Jackson also enjoyed working with Vincent on “Leave the Light On.” “We did a Larry’s Country Diner cruise several years ago, so I was on the boat with her for a week,” he recalls. “She just has that phenomenal voice and just the ability to draw a listener in. When Chuck and I talked about doing a duet for the album I hoped we could get Rhonda to do it. They reached out and asked and she agreed. It came out great. She has such a high level of energy and great work ethic. I really admire her.”
Like his previous album, I’ve Got Songs to Sing also attracted some of the top session musicians in the business. Produced by Rhodes and Buddy Hyatt in Nashville, and John Sebastian and Della Croce in Woodstock, the album features such talented musicians as Spivey, Thomas (who both contributed to Jackson’s last album) Kenny Vaughn, Brent Mason, Lonnie Wilson, Waddy Watchel, Cindy Cashdollar, Clifford Carter, Joel Key and CMA’s reigning Musician of the Year Jenee Fleenor as well as acclaimed indie artist Sean Della Croce on background vocals. A Who’s Who of Nashville songwriters also have credits on the album, including Vince Melamed, Mo Pitney, Karen Staley and Bobby Tomberlin.
It all adds up to a stellar album filled with well-crafted country songs, played by legendary musicians and it’s all anchored by Jackson’s resonant, country to the core voice. And on this record, Jackson feels he’s finally confident in his instrument and he’s learned to trust his instincts. “On my first record, I relied more on the producers asking, ‘How do you want this note sang? How do you want this phrasing to go?’ I relied on them as the experts,” he says. “On the new album, I felt more like this is art and I’m the artist. There isn’t necessarily a right way. You can take input and feedback and suggestions from those experts, which I do, but I felt more comfortable just delivering it how I felt it and just letting it be the way it is. That’s been my personal evolution.”

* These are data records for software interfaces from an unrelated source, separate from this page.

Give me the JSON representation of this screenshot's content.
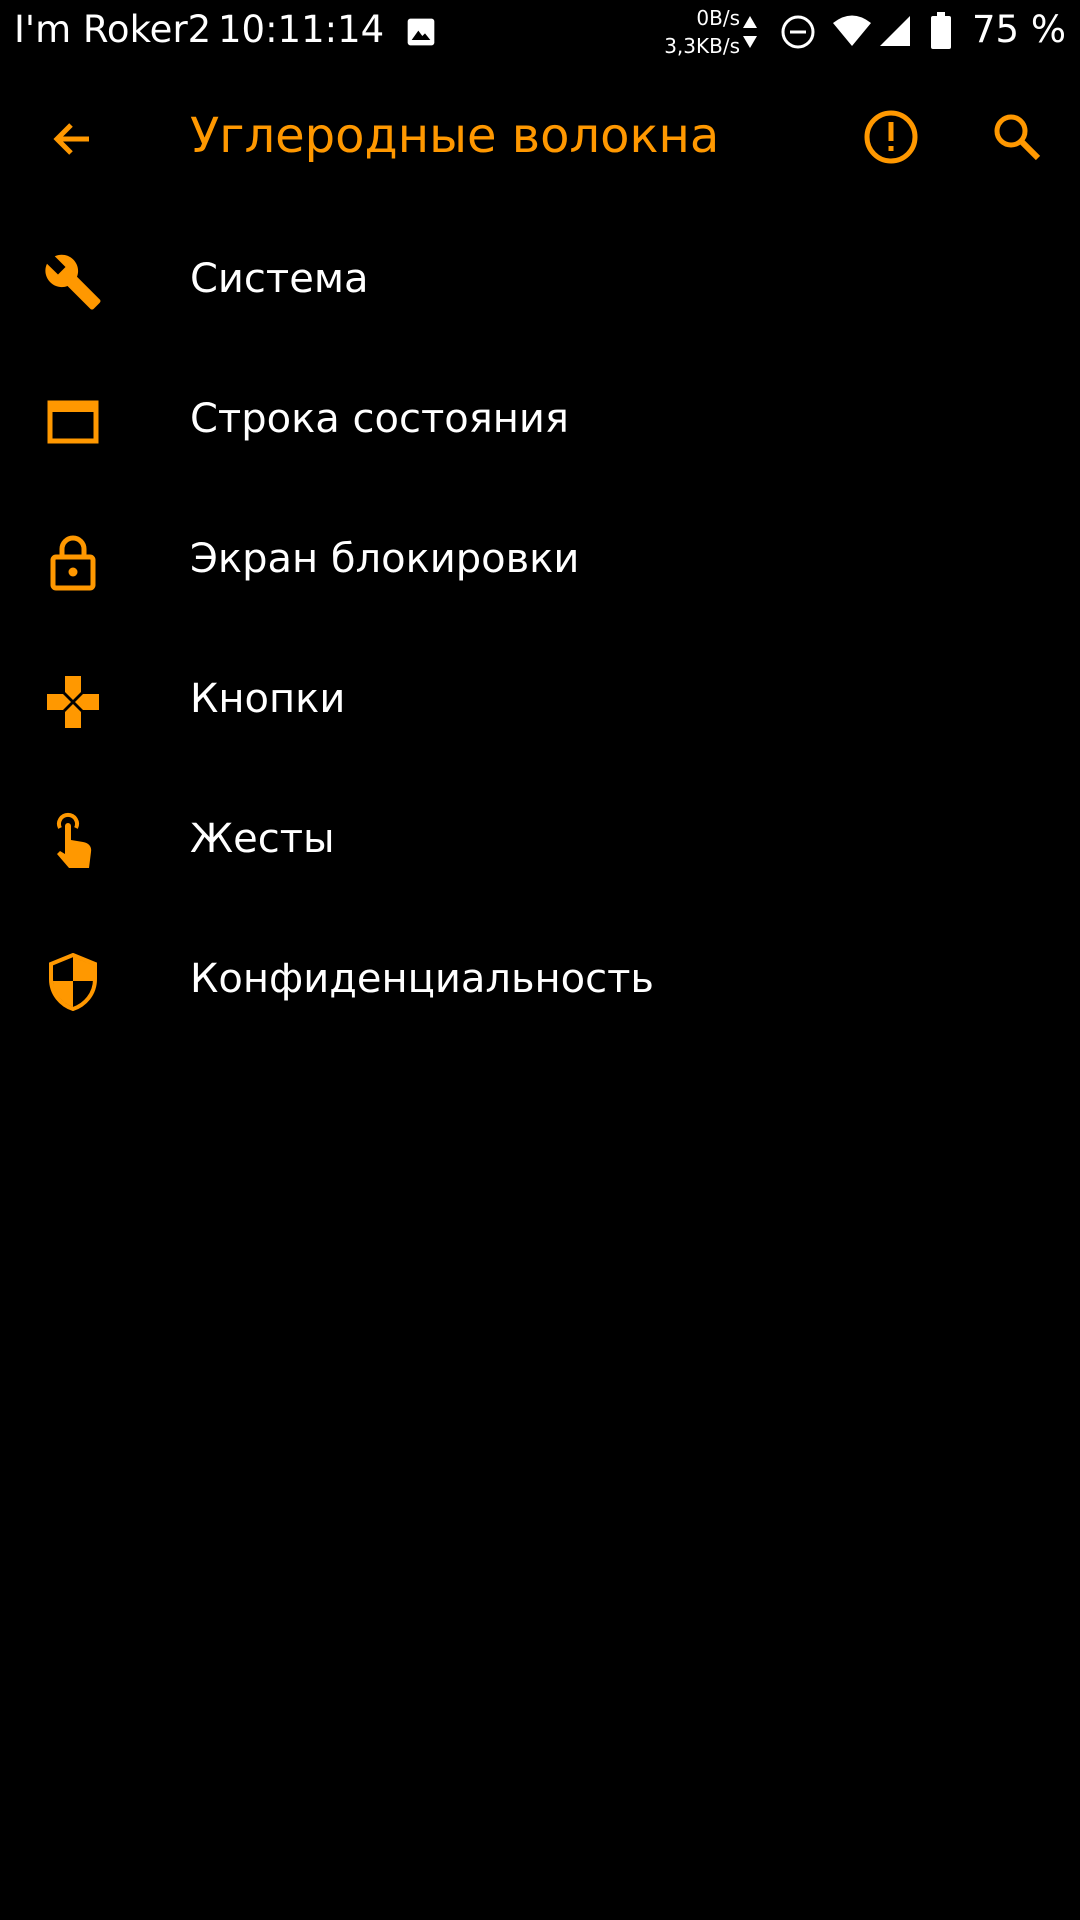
{
  "status_bar": {
    "carrier": "I'm Roker2",
    "time": "10:11:14",
    "net_up": "0B/s",
    "net_down": "3,3KB/s",
    "battery": "75 %",
    "icons": [
      "gallery-icon",
      "data-arrows-icon",
      "do-not-disturb-icon",
      "wifi-icon",
      "signal-icon",
      "battery-icon"
    ]
  },
  "app_bar": {
    "title": "Углеродные волокна",
    "icons": [
      "back-arrow-icon",
      "alert-circle-icon",
      "search-icon"
    ]
  },
  "menu": {
    "items": [
      {
        "label": "Система",
        "icon": "wrench-icon"
      },
      {
        "label": "Строка состояния",
        "icon": "statusbar-window-icon"
      },
      {
        "label": "Экран блокировки",
        "icon": "lock-icon"
      },
      {
        "label": "Кнопки",
        "icon": "dpad-buttons-icon"
      },
      {
        "label": "Жесты",
        "icon": "touch-gesture-icon"
      },
      {
        "label": "Конфиденциальность",
        "icon": "shield-icon"
      }
    ]
  },
  "colors": {
    "accent": "#ff9800",
    "background": "#000000",
    "text": "#ffffff"
  }
}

Though he’s only recently felt more confident in the studio, Jackson has always felt at home on the stage. “With my background and moving around, I was always the new guy. I learned from an early age there are no strangers anywhere. We are all the same,” he says with a smile. “So, any community I’m in, I feel comfortable. I feel a connection to the audience. I truly love it. Music comes easy to me and connecting with folks has always come easy and that translates to a good performance. I hope the messages that come from this album are things that people can identify with and that they enjoy it. And of course, I hope that it brings them out to see us live. I just enjoy that communal experience, especially coming out of Covid when we all got to sit in timeout for two years. It makes it even more meaningful to me and I think it does to others too. So I hope this new record is something we can rally around and get back into some togetherness going forward. I feel good about the future.”